  • Multiple maps are your friend. When a map grows too large, (take a break and) make a new one.    (KG0)
  • The map should be another participant in the meeting. The physical location of the map is critical to its success.    (KG1)

Here are some new and old thoughts on Dialogue Mapping based on my most recent experience:    (KG2)

  • The fact that so many early lessons are still relevant should be further encouragement for people to give Dialogue Mapping a try. The first few times I did it, it was hard. Once I took those first lumps, however, I shifted into an expert usage very quickly. Once you’ve gained this experience, the tool is invaluable.    (KG3)
  • In that early paper, an observation I made without comment was that I rarely used Argument nodes (Pros and Cons) in my early maps. Over the past five years of using Compendium, that pattern has held true. However, when I have used Arguments, they tend to be Pros rather than Cons. With the HyperScope map, I used Cons much more frequently. This reflects the circumstances of the project. We’re replicating an existing implementation that all of us agree is fantastic. We also have a very tight schedule. Most of our discussions have centered around implementation difficulty and desired constraints, and so naturally, things tend to be framed as Cons.    (KG4)
  • I think that a low percentage of Argument nodes in a map indicates expert usage. In meetings, Arguments are often a reflection of group politics rather than of logic. Reframing Arguments as Questions and Ideas depoliticizes the discussion.    (KG5)
  • When I first start using Compendium with a group, I never explain the tool. I just use it. People find it very natural to follow (assuming you’ve positioned your Shared Display properly), and they often take ownership of the map very quickly. The one thing I do find myself explaining on occasion is that an Idea is just an Idea. It is not a decision, and its presence indicates no value other than that someone in the group proposed it (which is not to be underestimated).    (KG6)
  • You know the process and tool are working when participants start saying, “Make sure you capture that,” or, “Can you put that there?” It’s a sign that they consider the map a participant and that they are taking ownership over its content. It also makes the facilitator’s job easier.    (KG7)
  • The resulting map is an artifact of the discussion, and as such, it’s more useful for participants than it is for nonparticipants. Folks like the fact that the maps are available, but they don’t recognize the value until I walk through the map with them. More importantly, those who have participated in the meetings (and hence, the map’s development) have found it extremely useful.    (KG8)
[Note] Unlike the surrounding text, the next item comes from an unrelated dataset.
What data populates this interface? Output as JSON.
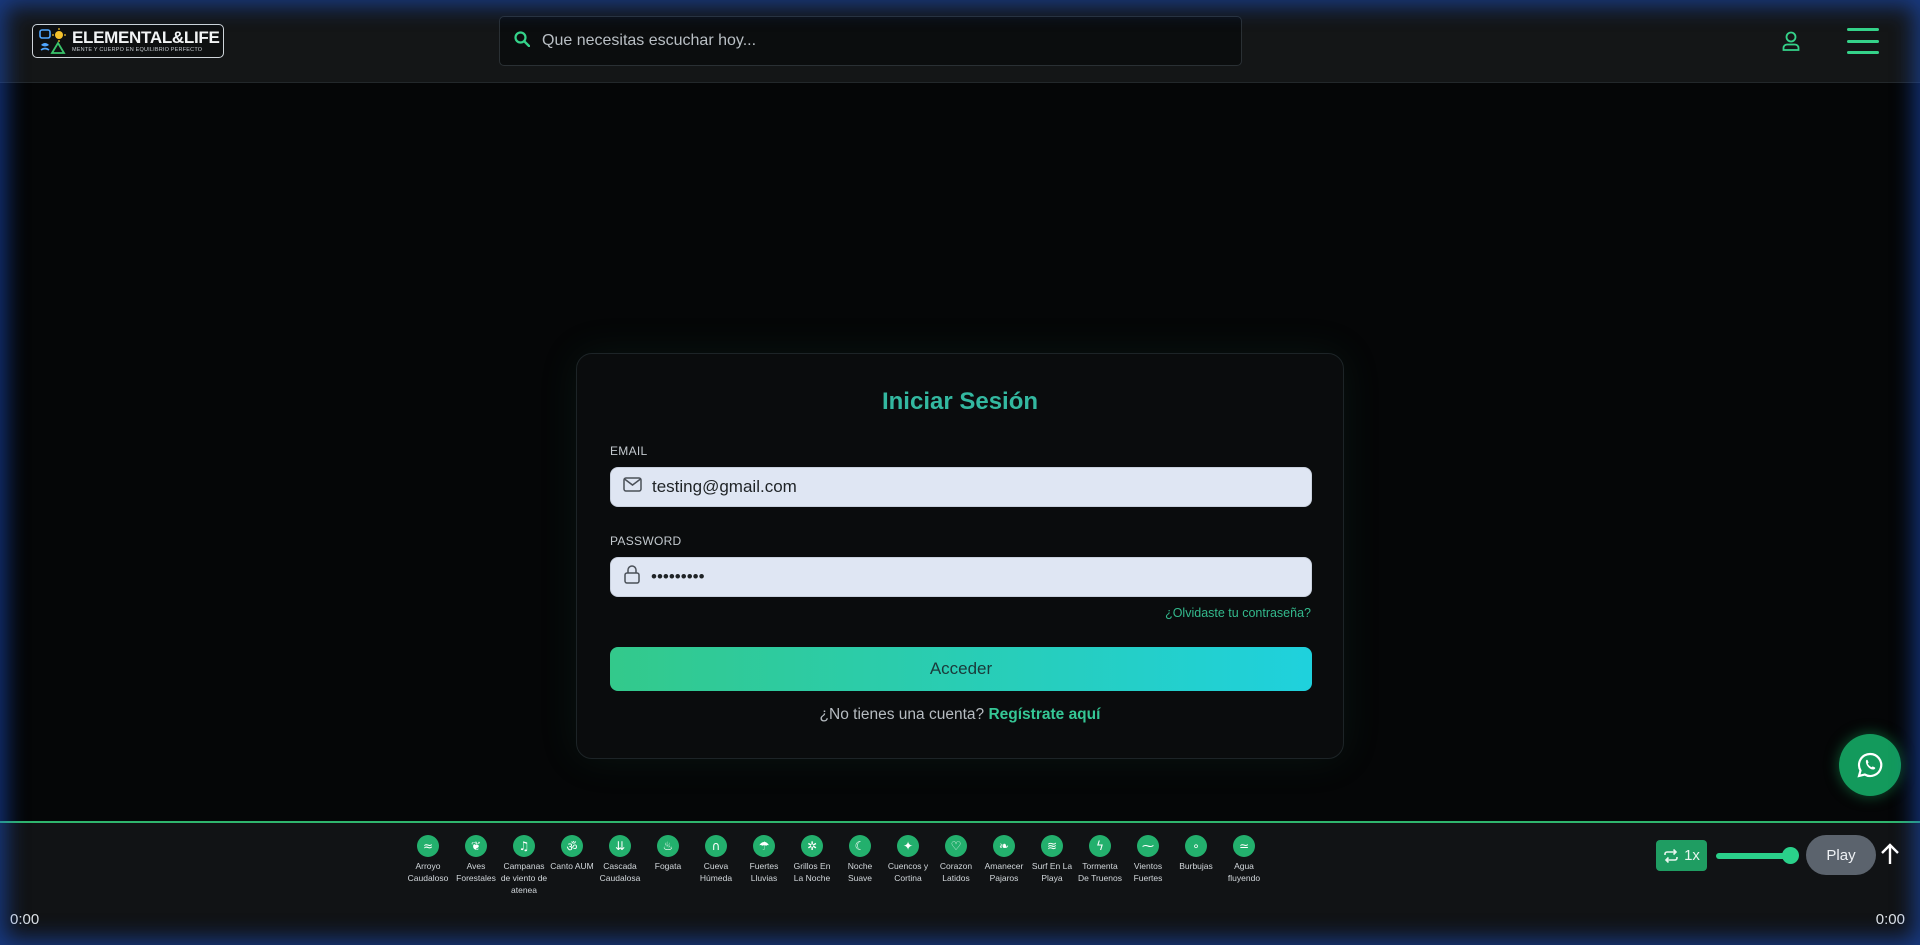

Here are some new and old thoughts on Compendium, the tool:    (KG9)

  • Compendium calls Idea nodes “Answers.” I understand the logic behind this, but I think “Idea” is a superior framing. This is partially captured by the fact that the node is represented by a light bulb, but I’d still like to see the name changed back to “Ideas.”    (KGA)
  • I used Decision nodes a lot for this project, which was natural, since this was a scoping exercise. I also made a big show every time I created a Decision node. This shifted us away from discussion mode, which may sound obvious, but it had a powerful effect on group participation. It was a group acknowledgement that we had captured the relevant issues and that we were ready to move on.    (KGB)
  • After the last Compendium workshop, I resolved to add some Visual Modeling techniques to my Compendium usage. I’ve managed to incorporate it a bit in other projects, but it hasn’t been useful at all for this project. I love the idea, but Compendium isn’t optimized enough for this kind of usage for me.    (KGC)
  • Compendium still has some subtle but annoying bugs, mostly related to layout. Michelle Bachler has done a great job of stabilizing and improving the code, but the project could definitely use more development resources.    (KGD)
  • My number one most desired feature: A slider bar that cycles through previous versions of your map. It should work with exported maps too.    (KGE)
  • Speaking of exports, using Compendium to work on the HyperScope really emphasizes the utility of things like granular addressability and applying viewspecs on a single document, features that don’t currently exist in exported maps.    (KGF)